* [WHAT YOU NEED TO DO] What you give back must match the records below word for word.

* [DATASET RECORDS]
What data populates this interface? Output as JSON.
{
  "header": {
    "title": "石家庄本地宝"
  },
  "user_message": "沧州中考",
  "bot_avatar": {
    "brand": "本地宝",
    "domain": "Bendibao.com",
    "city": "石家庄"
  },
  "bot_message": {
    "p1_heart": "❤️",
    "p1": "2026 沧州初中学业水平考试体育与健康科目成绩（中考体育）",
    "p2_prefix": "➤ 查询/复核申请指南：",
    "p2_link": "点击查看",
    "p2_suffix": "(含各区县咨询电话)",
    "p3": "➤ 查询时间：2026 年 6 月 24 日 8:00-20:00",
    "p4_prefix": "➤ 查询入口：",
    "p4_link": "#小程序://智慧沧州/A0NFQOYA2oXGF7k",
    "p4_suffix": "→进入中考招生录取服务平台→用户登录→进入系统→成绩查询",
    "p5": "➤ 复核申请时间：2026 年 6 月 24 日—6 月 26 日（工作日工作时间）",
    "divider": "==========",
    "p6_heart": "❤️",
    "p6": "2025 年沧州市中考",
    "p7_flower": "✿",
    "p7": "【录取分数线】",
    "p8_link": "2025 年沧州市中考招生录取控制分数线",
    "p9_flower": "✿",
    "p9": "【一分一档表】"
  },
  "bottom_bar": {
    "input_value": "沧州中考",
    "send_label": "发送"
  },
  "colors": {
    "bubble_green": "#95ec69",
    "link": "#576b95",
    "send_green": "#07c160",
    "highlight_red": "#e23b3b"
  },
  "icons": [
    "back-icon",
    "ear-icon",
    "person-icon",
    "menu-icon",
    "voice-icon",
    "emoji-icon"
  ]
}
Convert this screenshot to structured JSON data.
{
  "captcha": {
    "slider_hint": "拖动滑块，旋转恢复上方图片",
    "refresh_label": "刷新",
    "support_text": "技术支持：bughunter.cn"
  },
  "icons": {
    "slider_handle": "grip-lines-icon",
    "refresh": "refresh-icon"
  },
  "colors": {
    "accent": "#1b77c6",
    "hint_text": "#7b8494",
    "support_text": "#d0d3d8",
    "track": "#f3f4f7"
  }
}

* [OUTPUT]
What data populates this interface? Output as JSON.
{
  "header": {
    "title": "石家庄本地宝"
  },
  "user_message": "沧州中考",
  "bot_avatar": {
    "brand": "本地宝",
    "domain": "Bendibao.com",
    "city": "石家庄"
  },
  "bot_message": {
    "p1_heart": "❤️",
    "p1": "2026 沧州初中学业水平考试体育与健康科目成绩（中考体育）",
    "p2_prefix": "➤ 查询/复核申请指南：",
    "p2_link": "点击查看",
    "p2_suffix": "(含各区县咨询电话)",
    "p3": "➤ 查询时间：2026 年 6 月 24 日 8:00-20:00",
    "p4_prefix": "➤ 查询入口：",
    "p4_link": "#小程序://智慧沧州/A0NFQOYA2oXGF7k",
    "p4_suffix": "→进入中考招生录取服务平台→用户登录→进入系统→成绩查询",
    "p5": "➤ 复核申请时间：2026 年 6 月 24 日—6 月 26 日（工作日工作时间）",
    "divider": "==========",
    "p6_heart": "❤️",
    "p6": "2025 年沧州市中考",
    "p7_flower": "✿",
    "p7": "【录取分数线】",
    "p8_link": "2025 年沧州市中考招生录取控制分数线",
    "p9_flower": "✿",
    "p9": "【一分一档表】"
  },
  "bottom_bar": {
    "input_value": "沧州中考",
    "send_label": "发送"
  },
  "colors": {
    "bubble_green": "#95ec69",
    "link": "#576b95",
    "send_green": "#07c160",
    "highlight_red": "#e23b3b"
  },
  "icons": [
    "back-icon",
    "ear-icon",
    "person-icon",
    "menu-icon",
    "voice-icon",
    "emoji-icon"
  ]
}
Convert this screenshot to structured JSON data.
{
  "captcha": {
    "slider_hint": "拖动滑块，旋转恢复上方图片",
    "refresh_label": "刷新",
    "support_text": "技术支持：bughunter.cn"
  },
  "icons": {
    "slider_handle": "grip-lines-icon",
    "refresh": "refresh-icon"
  },
  "colors": {
    "accent": "#1b77c6",
    "hint_text": "#7b8494",
    "support_text": "#d0d3d8",
    "track": "#f3f4f7"
  }
}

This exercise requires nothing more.